But Ms Sathiyawathi Ganeson, 25, squirmed uncomfortably in her seat and smiled sheepishly when the matter was brought up at an interview on Thursday.
She was lauded for her gracious act in helping a sick passenger on an MRT train.
"Actually, I really didn't expect this," said the Malaysian who has worked in Alexandra Hospital for a year.
"I really don't know what to say also," added Ms Ganeson.
In Mr Lee Hsien Loong's annual National Day Rally address last month, he expressed concern over Singaporeans' attitudes towards foreigners. Foreigners behaving badly evoke overwhelming condemnation but good deeds largely go unnoticed. Bad Singaporean behaviour, however, is ignored.
He cited a Straits Times Forum letter about a sick woman on an MRT train - she was ignored by everyone but a foreign nurse came to her aid.
No one filmed the incident and there was no Internet response to the letter.
Not that it mattered to Ms Ganeson, who put it down simply as answering the call of duty.
Recalling the July incident, the soft-spoken woman said she was on a Circle Line train headed to Yishun after work. It was around 10.30pm on a Sunday when she boarded and sat at a corner.
When the sick woman, who looked to be in her 20s or 30s, began to vomit, some commuters offered her tissue paper. But everyone moved out of the carriage, repulsed by the smell.
Ms Ganeson asked around for a plastic bag, which she got from a passenger who was using it to carry food.
She stayed behind to hold the bag for the sick woman, accompanying her for about 10 minutes until she was well enough to alight.

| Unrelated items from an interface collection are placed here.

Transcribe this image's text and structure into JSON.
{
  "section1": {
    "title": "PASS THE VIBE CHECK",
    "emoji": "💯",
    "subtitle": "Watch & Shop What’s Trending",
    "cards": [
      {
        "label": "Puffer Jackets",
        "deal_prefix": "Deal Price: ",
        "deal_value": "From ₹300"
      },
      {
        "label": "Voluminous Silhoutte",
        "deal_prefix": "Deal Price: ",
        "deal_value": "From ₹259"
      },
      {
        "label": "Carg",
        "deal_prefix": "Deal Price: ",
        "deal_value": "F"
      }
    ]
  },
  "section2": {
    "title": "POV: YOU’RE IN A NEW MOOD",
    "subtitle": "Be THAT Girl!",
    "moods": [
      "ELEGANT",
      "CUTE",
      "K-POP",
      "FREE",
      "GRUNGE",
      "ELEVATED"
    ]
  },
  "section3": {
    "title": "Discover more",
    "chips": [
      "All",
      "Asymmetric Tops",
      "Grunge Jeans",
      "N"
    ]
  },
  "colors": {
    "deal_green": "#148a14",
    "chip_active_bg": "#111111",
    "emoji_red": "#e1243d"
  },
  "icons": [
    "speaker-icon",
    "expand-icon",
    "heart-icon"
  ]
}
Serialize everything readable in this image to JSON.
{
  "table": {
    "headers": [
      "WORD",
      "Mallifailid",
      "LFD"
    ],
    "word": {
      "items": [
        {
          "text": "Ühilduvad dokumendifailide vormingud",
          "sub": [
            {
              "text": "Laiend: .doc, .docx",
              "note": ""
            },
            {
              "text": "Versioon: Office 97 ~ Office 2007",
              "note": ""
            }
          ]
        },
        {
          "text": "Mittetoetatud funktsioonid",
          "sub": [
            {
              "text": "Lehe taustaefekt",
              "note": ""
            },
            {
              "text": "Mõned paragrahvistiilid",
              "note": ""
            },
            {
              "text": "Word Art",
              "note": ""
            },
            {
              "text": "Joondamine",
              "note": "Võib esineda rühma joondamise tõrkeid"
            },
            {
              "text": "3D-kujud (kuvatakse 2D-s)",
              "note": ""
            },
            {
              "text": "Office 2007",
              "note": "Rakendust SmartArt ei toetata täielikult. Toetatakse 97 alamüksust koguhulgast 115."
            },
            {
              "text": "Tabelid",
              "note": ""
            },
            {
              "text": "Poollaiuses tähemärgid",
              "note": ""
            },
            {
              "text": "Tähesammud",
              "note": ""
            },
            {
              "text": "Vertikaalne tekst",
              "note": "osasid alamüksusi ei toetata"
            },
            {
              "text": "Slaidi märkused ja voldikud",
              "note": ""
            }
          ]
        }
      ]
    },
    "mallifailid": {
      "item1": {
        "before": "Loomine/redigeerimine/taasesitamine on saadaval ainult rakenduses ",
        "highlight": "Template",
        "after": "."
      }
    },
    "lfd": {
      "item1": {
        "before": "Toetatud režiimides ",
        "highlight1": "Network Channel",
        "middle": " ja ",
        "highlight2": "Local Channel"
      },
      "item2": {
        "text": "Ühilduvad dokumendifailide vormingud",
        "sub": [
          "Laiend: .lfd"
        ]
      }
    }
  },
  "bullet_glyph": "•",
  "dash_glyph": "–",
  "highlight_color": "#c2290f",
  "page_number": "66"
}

She "neither cringed nor looked away when some of the vomit landed on her", said a passenger who wrote to The Straits Times Forum page, commending her actions.
"I didn't expect this, because for me, it's a matter of responsibility. Whether inside or outside the hospital, I'm a nurse," said the shy and petite woman, looking to her supervisor who was present at the interview for support.
For her good deed, Ms Ganeson received a Carebear from the chief executive of Alexandra Hospital and a box of chocolates from the director of nursing.
The youngest of a family of five based in Kuala Lumpur was also congratulated by her siblings, who expect a treat.
She returns to Kuala Lumpur twice a month to visit her retired parents, both 51, who live with her software engineer brother, 27. Her eldest sister, 29, is a clinical instructor in a nursing college.
It was her sister who inspired her to be a nurse, said Ms Ganeson, who at 20 decided she wanted to be one. She pursued a three-year diploma in nursing at a private college in Kuala Lumpur and worked as an administrator before landing her current job.
Though she has lived in Singapore for just one year, she feels right at home.
"It's a new experience. But I feel comfortable here and at work. Even though my colleagues are all from different countries and different races, we are always together, sharing and motivating each other," she said.